The last fifteen years of his life on earth were a time of war, destruction and hardship with shortages of food and basic goods. In the year 536 there was a climate crisis caused by volcanic eruptions. This led to global cooling and floods, food shortages and earthquakes. Before his death in 547, there was a pandemic of bubonic plague: the plague of Justinian, which swept through the Byzantine Empire and is estimated to have killed between 30-50 million people. Added to this was the constant threat of invasion by the Lombards from the north. In this time of crisis, St Benedict forged a rule to help his monks live together before God and in peace. St Benedict’s life and the attraction of his Rule, continues to inspire men and women to follow the monastic vocation and to listen to the call of God – why?

The prologue of the Rule opens with the words, ‘Listen, my son, to the precepts of the Master and incline the ear of your heart’. If we wish to learn, then we have to listen. We must listen to the Scriptures, to preachers, teachers, philosophers, to the writers of the past and present, and dedicate our mind and heart to learning, as to God.

The example of the patience of the monks of old, who copied medieval manuscripts is set before us, perhaps years of work knowing that each stroke of the pen would benefit future generations.

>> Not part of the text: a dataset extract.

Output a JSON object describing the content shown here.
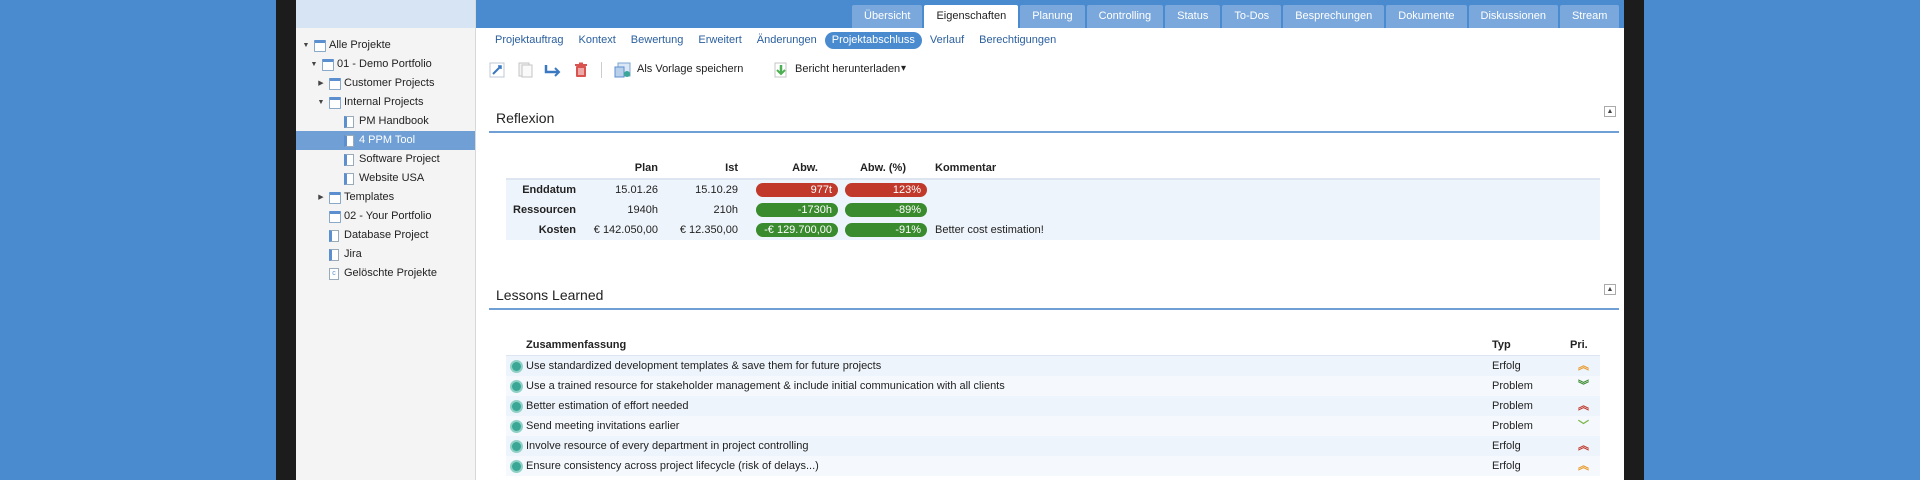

I am sure some of them were often tired, but they knew they were engaged in an enterprise that was greater than themselves. Patience is not something we are good at today.

St Benedict also reminds us that the discovery of God begins on our knees. He teaches us to pray and offer our work to God, ‘First of all. Every time you begin a good work, you must pray most earnestly to bring it to perfection’ This is wise advice for our age. He also teaches us to use the gifts of creation wisely, with moderation, not over-consuming or acting as though everything belonged to me.

Fortunately, the human spirit has the capacity to rise to the challenges of today, as it did in the past. Consider the response made to Ukraine, the openness to families of refugees. St Benedict writes, ‘“Distribution was made as each had need.” We also retain the capacity to fix our mind and heart on God, preferring nothing whatsoever to Christ.

These few reminders tell us that we must consider the good of every human person. In this way, each can play his or her part using their gifts for the good of others and then be welcomed home to heaven at the end of life like St Benedict, with those words of welcome, ‘Well done good and faithful servant.’

Subscribe To Our Newsletter To Receive Updates